Early on a viewer nonchalantly muses that terrorists must have beheaded someone. There is no horror or concern in his voice; if there is any small emotion at all it is the pleasure that comes with being the one the first to know what is soon to become common knowledge on Twitter. When the PM finally takes to the airwaves to do the, err, porking, everyone gathers around the nearest screen to be entertained by the spectacle. When one horrified woman attempts to turn off a television, those around her stop and admonish her. (“This is history,” one of the transfixed rationalizes.) In fact, as we learn later, as the PM is defiling himself the princess has already been released and has been wandering about London. That no one seems to notice or care that she is walking about speaks volumes about what it is that is truly important to the populace at large.
Afterwards, that same populace turns the PM into something of a folk hero. In the show’s epilogue, where we see him one year later, his approval ratings are through the roof. As observers of Sarah Palin and Rob Ford already know, in today’s multi-media world a politician being turned into a reality-TV star doesn’t just breed shame, it also fosters good will and extreme loyalty. In this era of cable news, political blogs, and Youtube we do not look to politicians to govern — we look to them to entertain us. Sitting quietly and getting s**t done is so passé, so paper media. We want our new, modern, successful politicians to spend their time doing talk shows, railing about the other side of the fence with spit-flecked bluster, and spinning easily debunked whoppers the size of Leviathan. We don’t really care what they do when they’re behind the wheel of the State, so long as they give us a good show; in 2015 the bread is no longer required, as long as the circus is shiny enough.
Indeed, the capper to the entire show is that the kidnapping itself was done not as a political statement but as performance art. As the public debates the degree of greatness of that art, “National Anthem” suggests that we are even willing to forgive terrorism so long as it entertains us sufficiently.
The very last scene in “National Anthem” shows us what we already instinctively knew: The PM’s personal dignity, symbolized by the character of the First Lady, is an unrepairable shambles. When we gaze at the PM’s face for the very last time, it becomes clear that the price he has paid for fame and power has destroyed whatever happiness and nobility the man may have once had.
But that’s alright.

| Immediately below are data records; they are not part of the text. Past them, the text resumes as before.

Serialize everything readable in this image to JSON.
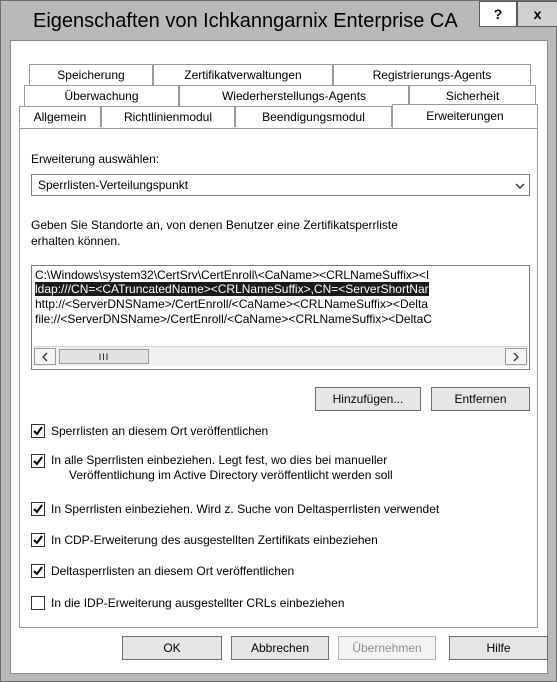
{
  "window": {
    "title": "Eigenschaften von Ichkanngarnix Enterprise CA",
    "help_label": "?",
    "close_label": "x"
  },
  "tabs": {
    "row1": [
      "Speicherung",
      "Zertifikatverwaltungen",
      "Registrierungs-Agents"
    ],
    "row2": [
      "Überwachung",
      "Wiederherstellungs-Agents",
      "Sicherheit"
    ],
    "row3": [
      "Allgemein",
      "Richtlinienmodul",
      "Beendigungsmodul",
      "Erweiterungen"
    ],
    "active": "Erweiterungen"
  },
  "extension": {
    "select_label": "Erweiterung auswählen:",
    "selected_value": "Sperrlisten-Verteilungspunkt",
    "description_line1": "Geben Sie Standorte an, von denen Benutzer eine Zertifikatsperrliste",
    "description_line2": "erhalten können.",
    "locations": [
      "C:\\Windows\\system32\\CertSrv\\CertEnroll\\<CaName><CRLNameSuffix><I",
      "ldap:///CN=<CATruncatedName><CRLNameSuffix>,CN=<ServerShortNar",
      "http://<ServerDNSName>/CertEnroll/<CaName><CRLNameSuffix><Delta",
      "file://<ServerDNSName>/CertEnroll/<CaName><CRLNameSuffix><DeltaC"
    ],
    "selected_location_index": 1,
    "scroll_thumb_label": "III"
  },
  "buttons": {
    "add": "Hinzufügen...",
    "remove": "Entfernen",
    "ok": "OK",
    "cancel": "Abbrechen",
    "apply": "Übernehmen",
    "help": "Hilfe"
  },
  "options": [
    {
      "line1": "Sperrlisten an diesem Ort veröffentlichen",
      "line2": "",
      "checked": true
    },
    {
      "line1": "In alle Sperrlisten einbeziehen. Legt fest, wo dies bei manueller",
      "line2": "Veröffentlichung im Active Directory veröffentlicht werden soll",
      "checked": true
    },
    {
      "line1": "In Sperrlisten einbeziehen. Wird z. Suche von Deltasperrlisten verwendet",
      "line2": "",
      "checked": true
    },
    {
      "line1": "In CDP-Erweiterung des ausgestellten Zertifikats einbeziehen",
      "line2": "",
      "checked": true
    },
    {
      "line1": "Deltasperrlisten an diesem Ort veröffentlichen",
      "line2": "",
      "checked": true
    },
    {
      "line1": "In die IDP-Erweiterung ausgestellter CRLs einbeziehen",
      "line2": "",
      "checked": false
    }
  ]
}
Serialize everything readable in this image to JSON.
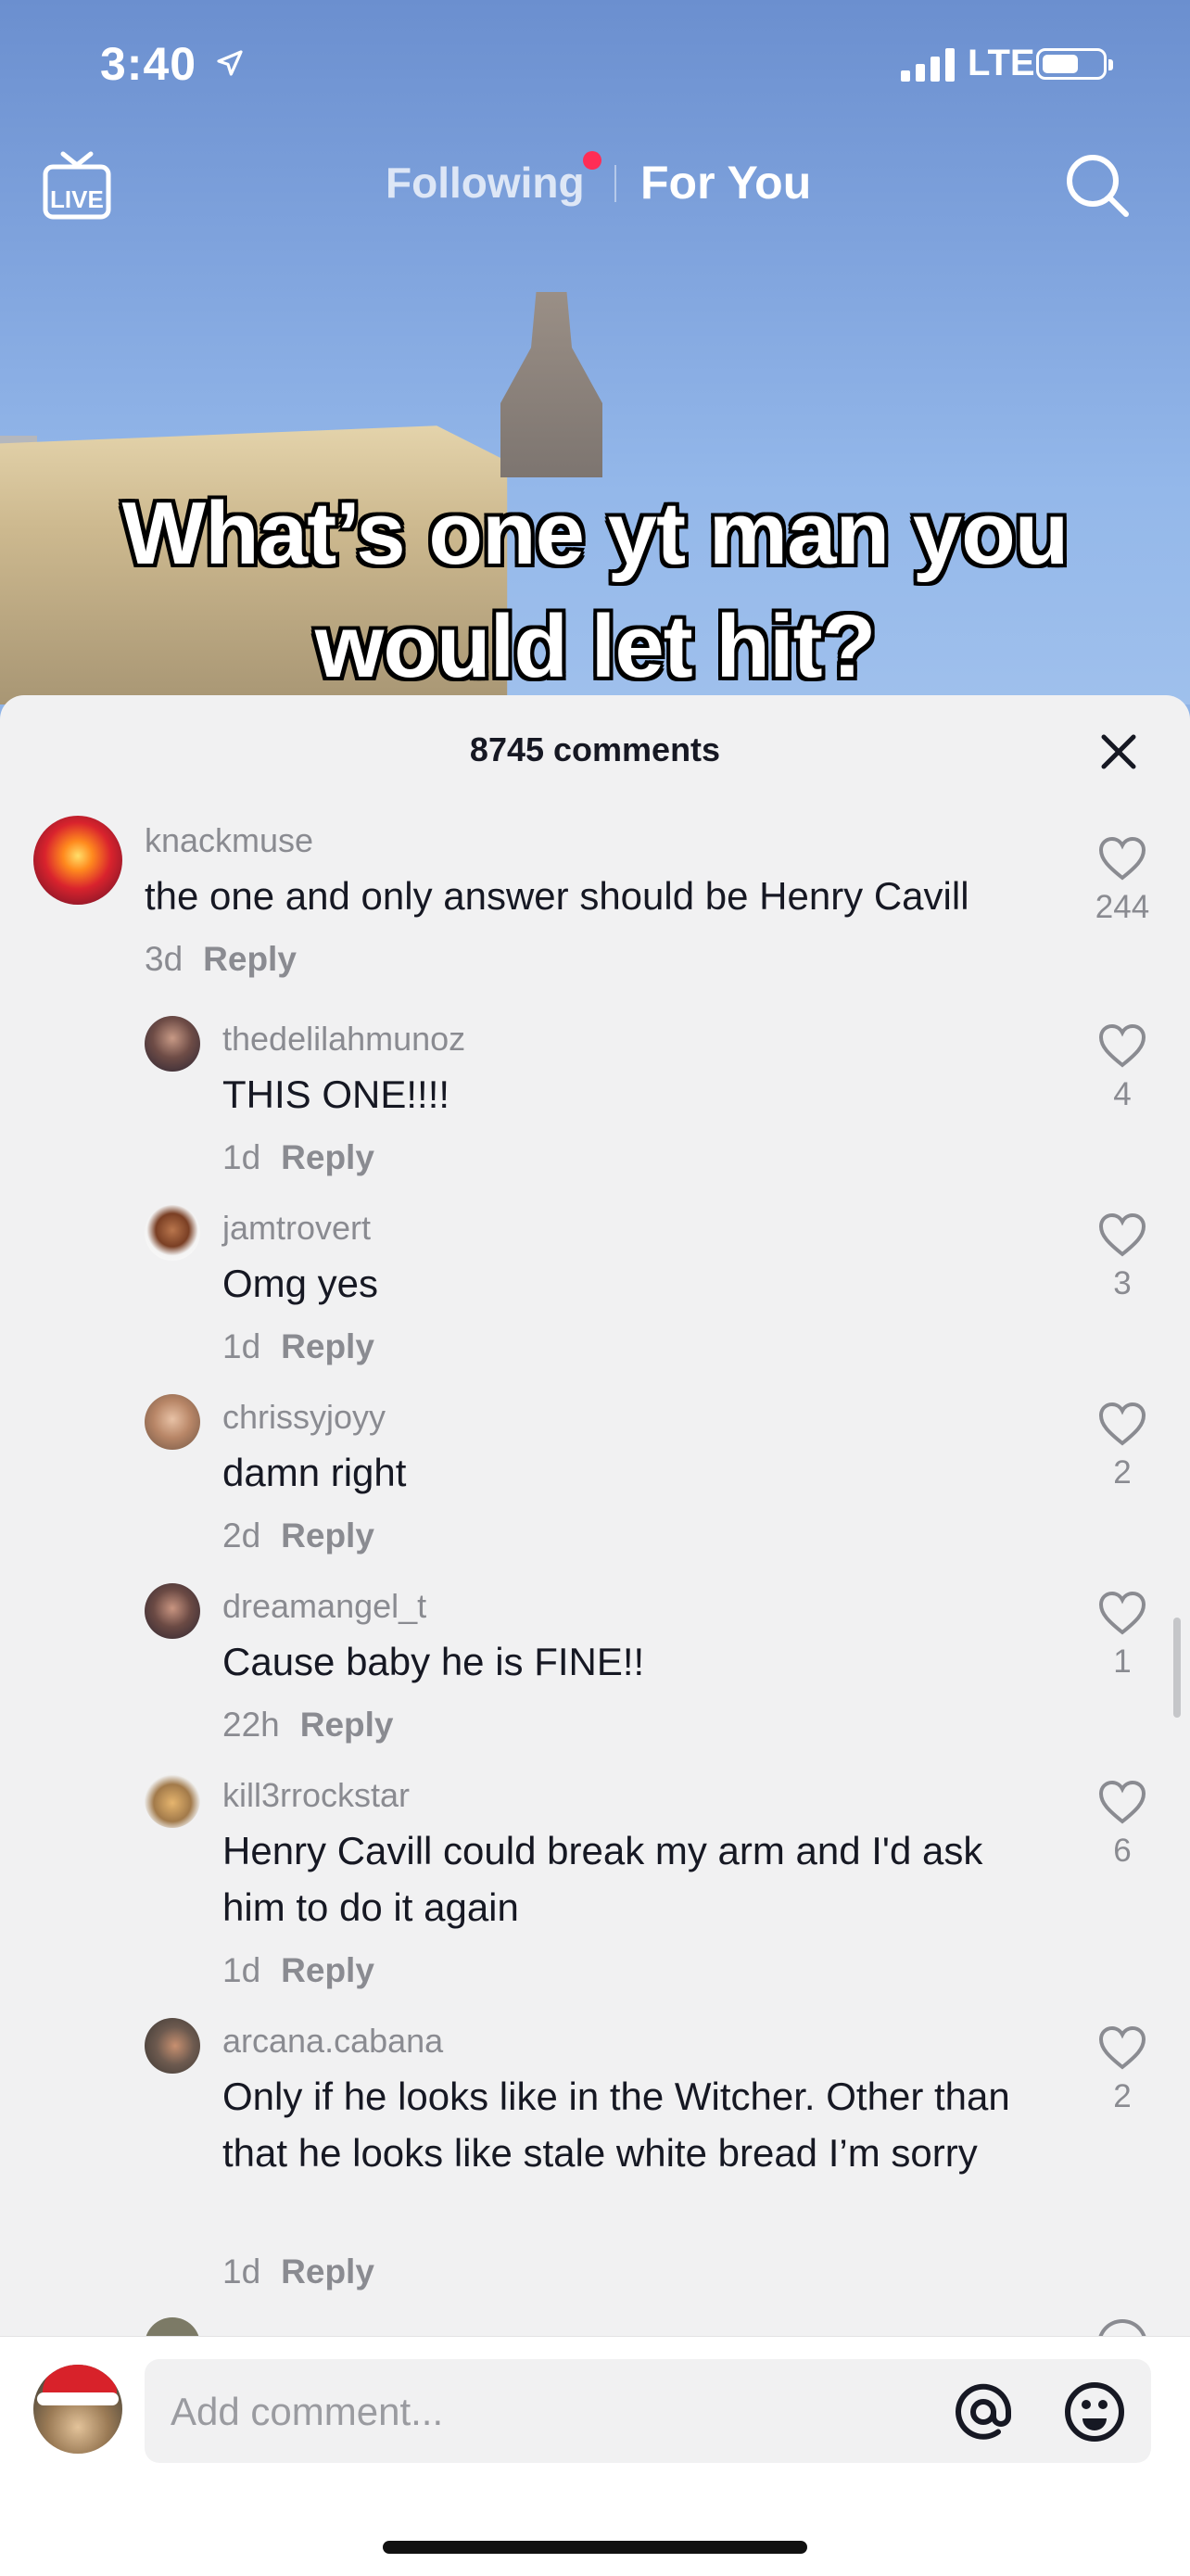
{
  "status_bar": {
    "time": "3:40",
    "network": "LTE"
  },
  "nav": {
    "following": "Following",
    "for_you": "For You",
    "live_label": "LIVE"
  },
  "video": {
    "caption_line1": "What’s one yt man you",
    "caption_line2": "would let hit?"
  },
  "comments_panel": {
    "title": "8745 comments",
    "reply_label": "Reply",
    "comments": [
      {
        "user": "knackmuse",
        "text": "the one and only answer should be Henry Cavill",
        "age": "3d",
        "likes": "244"
      },
      {
        "user": "thedelilahmunoz",
        "text": "THIS ONE!!!!",
        "age": "1d",
        "likes": "4"
      },
      {
        "user": "jamtrovert",
        "text": "Omg yes",
        "age": "1d",
        "likes": "3"
      },
      {
        "user": "chrissyjoyy",
        "text": "damn right",
        "age": "2d",
        "likes": "2"
      },
      {
        "user": "dreamangel_t",
        "text": "Cause baby he is FINE!!",
        "age": "22h",
        "likes": "1"
      },
      {
        "user": "kill3rrockstar",
        "text": "Henry Cavill could break my arm and I'd ask him to do it again",
        "age": "1d",
        "likes": "6"
      },
      {
        "user": "arcana.cabana",
        "text": "Only if he looks like in the Witcher. Other than that he looks like stale white bread I’m sorry",
        "age": "1d",
        "likes": "2"
      }
    ]
  },
  "composer": {
    "placeholder": "Add comment..."
  },
  "colors": {
    "accent_dot": "#ff2d55",
    "sheet_bg": "#f1f1f2",
    "text_primary": "#161823",
    "text_secondary": "#8a8b91"
  }
}
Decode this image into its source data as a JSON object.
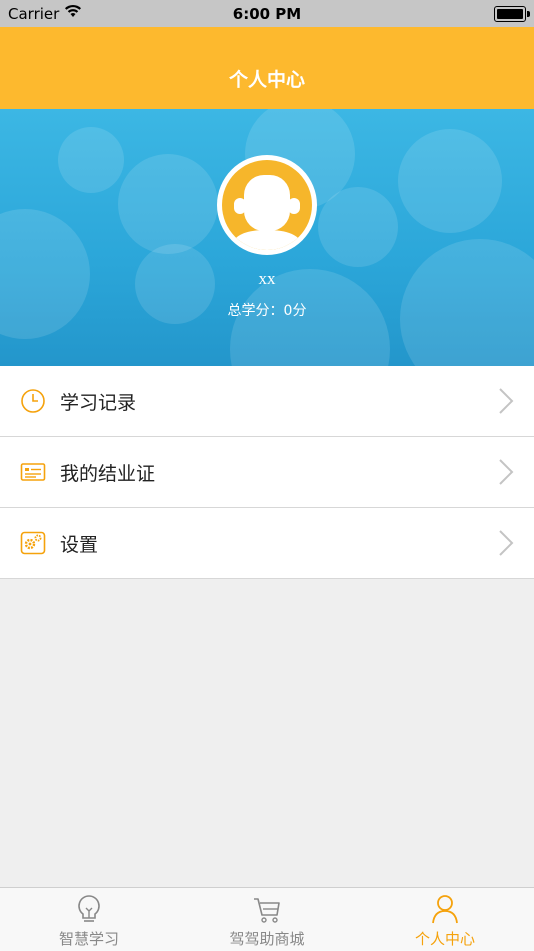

We love him all the more for it.
 Or so I’m guessing. They play NCIS at my gym in the early morning, so I’ve only watched pieces of it here and there without the sound.
As best I can tell, NCIS is a show about a military police team that hires only models, has its female officers wear sexy schoolgirl outfits rather than uniforms, and generally deals with crimes that seem to have nothing to do with the military.
It also appears to have been granted a technology budget by some congressperson whose entire campaign war chest is funded through Halliburton contributions. So, for example, if the commanding officer wants to talk to someone in the next room then instead of just walking 20 feet the procedure is to have high-def cameras project that person in real time onto jumbo-tron screens as everyone else whisks away at virtual reality screens that make CNN’s Election Night Situation Room look like a set of vacuum tubes tied to a Light Bright with a string.